Escanaba: Someplace special
ESCANABA – This year Escanaba will be celebrating its 150th birthday. With that in mind I have been working on a new book that tells the story of Escanaba’s early years in the 1860s, 1870s and early 1880s. This is the first new book to be written about Escanaba’s early history in the last 50 years.
There are at least three things about Escanaba in its pioneer years that made it a special place. First and foremost, there was the commercial waterfront. This waterfront was dominated by its great ore docks. From the beginning these ore docks were the largest in the world. To keep them operating efficiently the company that built and operated them, the dynamic Chicago and Northwestern Railroad, constructed engineering shops and a large railroad yard that rivaled the docks as state-of-the art facilities.
So here you had in the far northern precincts of the state of Michigan and the United States of America a business in a small town that was as advanced in technology and organization as any business that you could find in the country and even the world.
Interestingly, though, if you had visited Escanaba during this time, the progressive aspects of the town might not have been noticed. How could you with all those taverns lined up along Ludington Street – not to mention a few discreet bagnios that might have been tucked away here and there. This was a pioneer town, after all, with many more men than women, and communities of this sort tend to be a little on the wild side socially.
If a visitor had looked a little harder, though, he would have also seen strong signs of a more mature and long-lasting community gradually emerging as well. These signs included the village’s first schools, several churches like St. Joseph Catholic, First Presbyterian, and not one but two Methodist churches.
Also, the town had as dynamic and varied a group of merchants as you could find anywhere. Here is one indication of how remarkable these merchants would become: in 1890 Escanaba was only the sixth largest town in the Upper Peninsula, but it did more business than any other community in the entire peninsula.
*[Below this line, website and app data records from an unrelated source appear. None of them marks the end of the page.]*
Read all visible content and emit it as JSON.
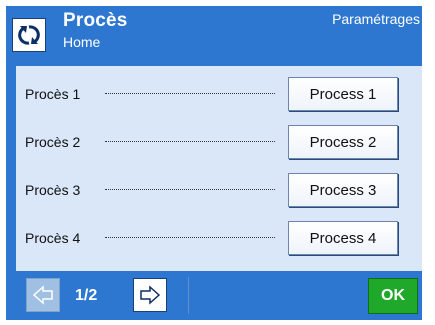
{
  "header": {
    "title": "Procès",
    "subtitle": "Home",
    "settings_label": "Paramétrages",
    "icon": "refresh-icon"
  },
  "rows": [
    {
      "label": "Procès 1",
      "value": "Process 1"
    },
    {
      "label": "Procès 2",
      "value": "Process 2"
    },
    {
      "label": "Procès 3",
      "value": "Process 3"
    },
    {
      "label": "Procès 4",
      "value": "Process 4"
    }
  ],
  "footer": {
    "page": "1/2",
    "ok_label": "OK",
    "prev_icon": "arrow-left-icon",
    "next_icon": "arrow-right-icon"
  },
  "colors": {
    "primary": "#2E77D0",
    "content_bg": "#D9E7F8",
    "ok": "#1FA82A"
  }
}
When you combine all these special characteristics of pioneer Escanaba along with its varied groups of people coming from Ireland, Germany, Canada, Sweden, Norway and other places, you have the makings of a very interesting history.